CMU’s UAEM chapter brings together the skills and interests of undergraduate and graduate students studying a variety of disciplines. Members regularly participate in meetings, submit policy position papers, and collaborate to educate others on topics like access to medicine and health care.

The organization not only gave Mehr professional experience in health policy and advocacy at the national and global levels, but helped him focus his studies and define a career path in human rights law.

“I would not be the same individual had I not joined the group,” he said. “It was a maturing experience that forced me to grow, see things differently and challenge the way I think.”

UAEM members, including Mehr, also hosted the fifth annual Health4All Conference — a culmination of months of planning and coordination. This year’s theme, “Ensuring Social Justice in Global Health,” included speakers from around the world.

Mehr says leaving campus after earning his bachelor’s degree in economics and, now, master’s degree from CMU is bittersweet.

“It is exciting, but I love it here,” said Mehr. “This was the perfect environment after high school. I wasn’t as focused and driven when I arrived, but I was able to develop relationships with faculty who challenged me personally and intellectually. They inspired me to work harder.”

This fall, Mehr will begin classes to earn his law degree. His time and experiences at UAEM have fueled an interest in human rights law and affecting the legal framework of health policy.

“I want to help others and make an impact, no matter what I do,” Mehr said.

Mehr had a few words of wisdom for younger members of UAEM, prospective CMU Chippewas and current students.

“Find your passion and apply your studies to it,” said Mehr. “You will have the chance to make a difference. That is what my combining experience in classes and UAEM did for me.”

Charnae Sanders, a senior from Southfield, will graduate from Central Michigan University in May 2016 with a bachelor’s degree in journalism.

Sanders says her experience at CMU has inspired her to step out of her comfort zone and have the confidence to see how she can make a difference in the world.

“To me, being a Chippewa is about getting involved — heavily involved — doing as much as you can while you are still here,” Sanders said.

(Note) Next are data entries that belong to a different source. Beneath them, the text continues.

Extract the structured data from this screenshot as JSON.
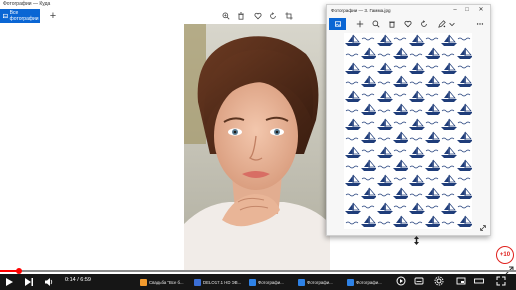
{
  "main_window": {
    "title": "Фотографии — Куда",
    "all_photos_label": "Все фотографии",
    "add_label": "+",
    "toolbar_icons": [
      "zoom-in-icon",
      "delete-icon",
      "heart-icon",
      "rotate-icon",
      "crop-icon"
    ]
  },
  "viewer_window": {
    "title": "Фотографии — 3. Гамма.jpg",
    "controls": {
      "minimize": "–",
      "maximize": "□",
      "close": "✕"
    },
    "toolbar_icons": [
      "add-icon",
      "zoom-in-icon",
      "delete-icon",
      "heart-icon",
      "rotate-icon",
      "edit-icon",
      "more-icon"
    ]
  },
  "badge": {
    "label": "+10"
  },
  "video": {
    "progress": 0.037,
    "time_label": "0:14 / 6:59"
  },
  "taskbar": {
    "items": [
      {
        "label": "Свадьба \"Все б...",
        "color": "#f29b2e"
      },
      {
        "label": "DELO17.1 HD ЭВ...",
        "color": "#3b6fd6"
      },
      {
        "label": "Фотографи...",
        "color": "#2e82e6"
      },
      {
        "label": "Фотографи...",
        "color": "#2e82e6"
      },
      {
        "label": "Фотографи...",
        "color": "#2e82e6"
      }
    ]
  },
  "colors": {
    "accent": "#0a66d4",
    "progress": "#ff0000",
    "taskbar": "#161616",
    "pattern_ink": "#1f3d7a"
  }
}
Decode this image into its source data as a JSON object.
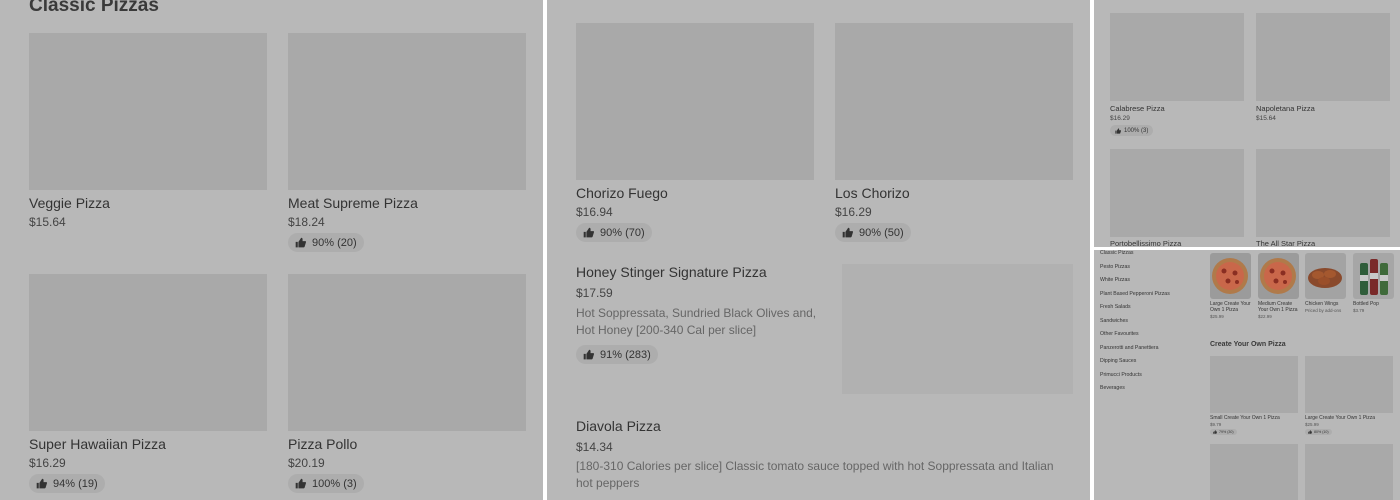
{
  "panel1": {
    "section_title": "Classic Pizzas",
    "items": [
      {
        "name": "Veggie Pizza",
        "price": "$15.64",
        "rating": ""
      },
      {
        "name": "Meat Supreme Pizza",
        "price": "$18.24",
        "rating": "90% (20)"
      },
      {
        "name": "Super Hawaiian Pizza",
        "price": "$16.29",
        "rating": "94% (19)"
      },
      {
        "name": "Pizza Pollo",
        "price": "$20.19",
        "rating": "100% (3)"
      }
    ]
  },
  "panel2": {
    "items": [
      {
        "name": "Chorizo Fuego",
        "price": "$16.94",
        "rating": "90% (70)"
      },
      {
        "name": "Los Chorizo",
        "price": "$16.29",
        "rating": "90% (50)"
      }
    ],
    "featured": [
      {
        "name": "Honey Stinger Signature Pizza",
        "price": "$17.59",
        "description": "Hot Soppressata, Sundried Black Olives and, Hot Honey [200-340 Cal per slice]",
        "rating": "91% (283)"
      },
      {
        "name": "Diavola Pizza",
        "price": "$14.34",
        "description": "[180-310 Calories per slice] Classic tomato sauce topped with hot Soppressata and Italian hot peppers",
        "rating": ""
      }
    ]
  },
  "panel3": {
    "items": [
      {
        "name": "Calabrese Pizza",
        "price": "$16.29",
        "rating": "100% (3)"
      },
      {
        "name": "Napoletana Pizza",
        "price": "$15.64",
        "rating": ""
      },
      {
        "name": "Portobellissimo Pizza",
        "price": "",
        "rating": ""
      },
      {
        "name": "The All Star Pizza",
        "price": "",
        "rating": ""
      }
    ]
  },
  "panel4": {
    "sidebar": [
      "Classic Pizzas",
      "Pesto Pizzas",
      "White Pizzas",
      "Plant Based Pepperoni Pizzas",
      "Fresh Salads",
      "Sandwiches",
      "Other Favourites",
      "Panzerotti and Panettiera",
      "Dipping Sauces",
      "Primucci Products",
      "Beverages"
    ],
    "featured": [
      {
        "name": "Large Create Your Own 1 Pizza",
        "price": "$25.99"
      },
      {
        "name": "Medium Create Your Own 1 Pizza",
        "price": "$22.99"
      },
      {
        "name": "Chicken Wings",
        "price": "Priced by add-ons"
      },
      {
        "name": "Bottled Pop",
        "price": "$3.79"
      }
    ],
    "section_title": "Create Your Own Pizza",
    "items": [
      {
        "name": "Small Create Your Own 1 Pizza",
        "price": "$9.79",
        "rating": "79% (30)"
      },
      {
        "name": "Large Create Your Own 1 Pizza",
        "price": "$25.99",
        "rating": "80% (10)"
      }
    ]
  },
  "icons": {
    "rating": "thumbs-up-icon"
  },
  "colors": {
    "overlay": "#b8b8b8",
    "card": "#a9a9a9",
    "badge": "#adadad",
    "text": "#333333"
  }
}
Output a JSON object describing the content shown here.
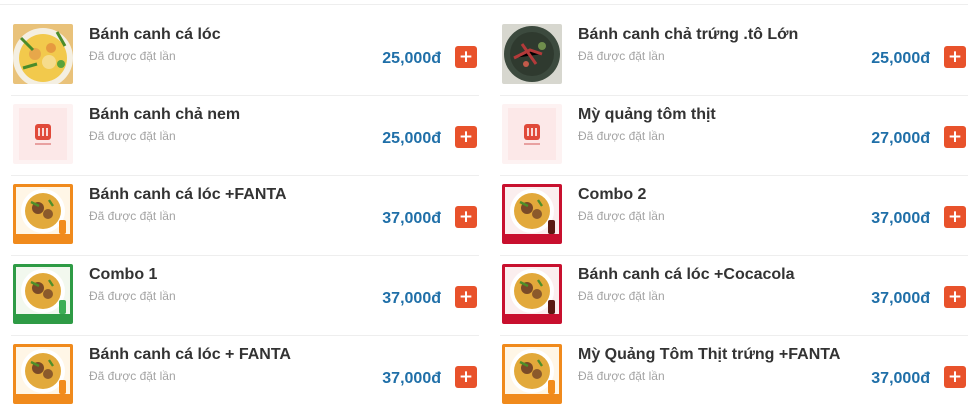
{
  "menu": {
    "ordered_label": "Đã được đặt lần",
    "add_icon": "plus-icon",
    "colors": {
      "price": "#1f6fa8",
      "add_button": "#e8522b",
      "name": "#333333",
      "muted": "#a3a3a3"
    },
    "left": [
      {
        "name": "Bánh canh cá lóc",
        "price": "25,000đ",
        "image": "noodle-bowl-photo"
      },
      {
        "name": "Bánh canh chả nem",
        "price": "25,000đ",
        "image": "placeholder-logo"
      },
      {
        "name": "Bánh canh cá lóc +FANTA",
        "price": "37,000đ",
        "image": "combo-fanta-photo"
      },
      {
        "name": "Combo 1",
        "price": "37,000đ",
        "image": "combo-sprite-photo"
      },
      {
        "name": "Bánh canh cá lóc + FANTA",
        "price": "37,000đ",
        "image": "combo-fanta-photo"
      }
    ],
    "right": [
      {
        "name": "Bánh canh chả trứng .tô Lớn",
        "price": "25,000đ",
        "image": "dark-bowl-photo"
      },
      {
        "name": "Mỳ quảng tôm thịt",
        "price": "27,000đ",
        "image": "placeholder-logo"
      },
      {
        "name": "Combo 2",
        "price": "37,000đ",
        "image": "combo-cocacola-photo"
      },
      {
        "name": "Bánh canh cá lóc +Cocacola",
        "price": "37,000đ",
        "image": "combo-cocacola-photo"
      },
      {
        "name": "Mỳ Quảng Tôm Thịt trứng +FANTA",
        "price": "37,000đ",
        "image": "combo-fanta-photo"
      }
    ]
  }
}
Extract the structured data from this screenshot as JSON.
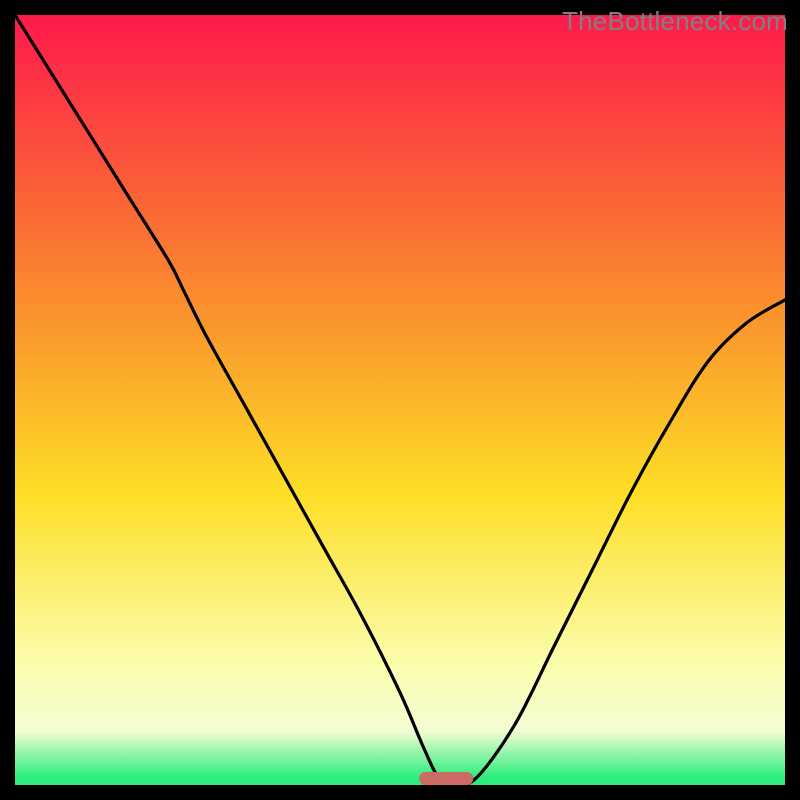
{
  "watermark": "TheBottleneck.com",
  "colors": {
    "background": "#000000",
    "gradient_top": "#fe194b",
    "gradient_mid_upper": "#f97d30",
    "gradient_mid": "#fede26",
    "gradient_lower": "#fbfdab",
    "gradient_band": "#f4fdd3",
    "gradient_green": "#2ced7e",
    "curve": "#000000",
    "marker": "#cc6b66"
  },
  "chart_data": {
    "type": "line",
    "title": "",
    "xlabel": "",
    "ylabel": "",
    "xlim": [
      0,
      100
    ],
    "ylim": [
      0,
      100
    ],
    "series": [
      {
        "name": "bottleneck-curve",
        "x": [
          0,
          5,
          10,
          15,
          20,
          22,
          25,
          30,
          35,
          40,
          45,
          50,
          53,
          55,
          57,
          60,
          65,
          70,
          75,
          80,
          85,
          90,
          95,
          100
        ],
        "values": [
          100,
          92,
          84,
          76,
          68,
          64,
          58,
          49,
          40,
          31,
          22,
          12,
          5,
          1,
          0,
          1,
          8,
          18,
          28,
          38,
          47,
          55,
          60,
          63
        ]
      }
    ],
    "marker": {
      "name": "optimal-zone",
      "x_center": 56,
      "width": 7,
      "y": 0
    },
    "annotations": []
  }
}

Photo Associator

Article Photo Title

Photo Title required.

Photo for News Home

Select File
Use This One

Photo for News Feeds

Select File
Use This One